In the example above the input type is an Argument type, and output is an Entity, but this does not necessarily need to be the case. For example, you can just as well declare a Commerce Engine pipeline that has an input of type string, and an output of type int. Like discussed before, Argument types allow for encapsulation of multiple bit of data that the Pipeline would likely require, and it is common for a Pipeline to return an Entity retrieved from persistent storage.
By convention, the actual concrete implementation will not contain any logic. Like in the sample below, all you need is an empty class declaration that implements the interface that we wrote above, and a constructor that allows the internal Dependency Injection mechanism to inject the required configuration and logging objects.

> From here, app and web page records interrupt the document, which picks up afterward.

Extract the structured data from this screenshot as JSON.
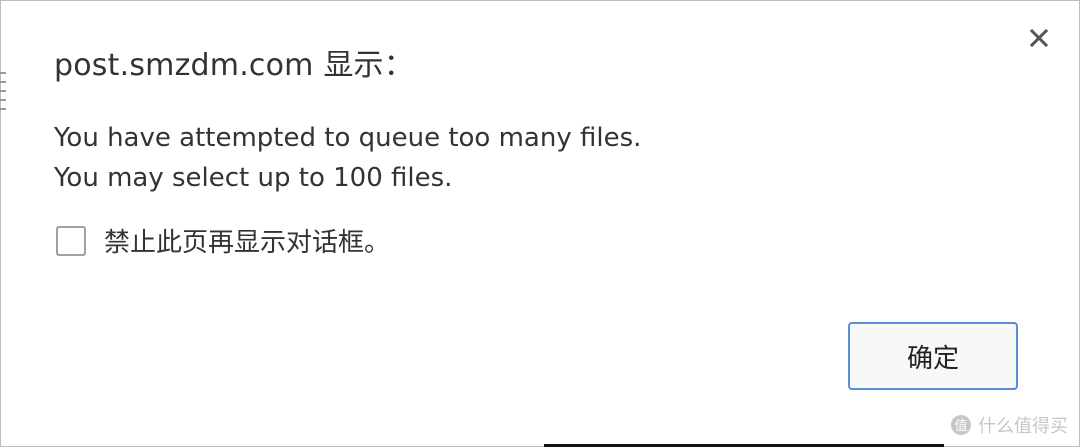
{
  "dialog": {
    "title": "post.smzdm.com 显示：",
    "close_icon": "close-icon",
    "message_lines": [
      "You have attempted to queue too many files.",
      "You may select up to 100 files."
    ],
    "checkbox_label": "禁止此页再显示对话框。",
    "checkbox_checked": false,
    "ok_label": "确定",
    "accent_color": "#5a8ed8"
  },
  "watermark": {
    "text": "什么值得买",
    "icon": "smzdm-logo-icon"
  }
}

Since there is no business logic declared inside a Pipeline class, the actual work happens inside Pipeline Blocks. A Pipeline Block is a single unit of functionality that accepts a pre-configured input and returns an output.
All Blocks in a Pipeline do not necessarily need to have the same input and output types as its parent Pipeline, except for the input type of the first Block and the output type of the last Block.
The structure for a Pipeline Block is simple.
What’s great about the inbuilt Dependency Injection mechanism is that you can inject other components (Pipelines, Blocks or Services) in to a Block very easily. All you have to is to declare those Interfaces or Types as parameters inside the Constructor of the Pipeline Block.
This would allow you to run the in-built GetCart Pipeline from within your custom Block.
You can do this not just within Pipeline Blocks, but from within Command methods (described above) as well. For example, you can retrieve a Cart before a Pipeline is executed at Command level, and then pass in the cart as an input to the Pipeline.
You can have multiple blocks within a Pipeline, and the two main constraints for a Pipeline block is that:
1) A Pipeline Block must inherit type Sitecore.Framework.Pipelines. PipelineBlock<TInput, TOutput, TContext>
2) If the Pipeline Block is the first in the execution order (described later), it must accept an input type similar to the Pipeline
3) If last in the execution order, it must have the same return type as the output type of the Pipeline
4) Depending on where in the execution order of Blocks a given Block is, a pipeline Block must accept its predecessors’ output type.
A simple illustration of the input/output concept.
The execution order of a Pipeline’s Blocks are configured in a simple class, which by convention is named ConfigureSitecore.cs and implements Sitecore.Framework.Configuration.IConfigureSitecore interface.
There’s one final piece of work that needs to be done if you choose to add new API endpoints to Commerce Engine. Sitecore’s Commerece Connect layer uses a proxy to talk to Commerce Engine, and it needs to be regenerated in order to have a reference to your new endpoint. You can look here for instructions on how to do that. However, in the event that you are recreating the existing proxy, you need to supply required metadata through a Pipeline Block.
Typically, if your API endpoint support POST or PUT method and requires data to be passed in the body of the HTTP request, you would declare it as an OData Action, as opposed to Function. More about OData Actions/Functions here.
Finally, you need to modify your implementation of IConfigureSitecore interface (ConfigureSitecore.cs) so that this Block is injected in to the existing IConfigureServiceApiPipeline.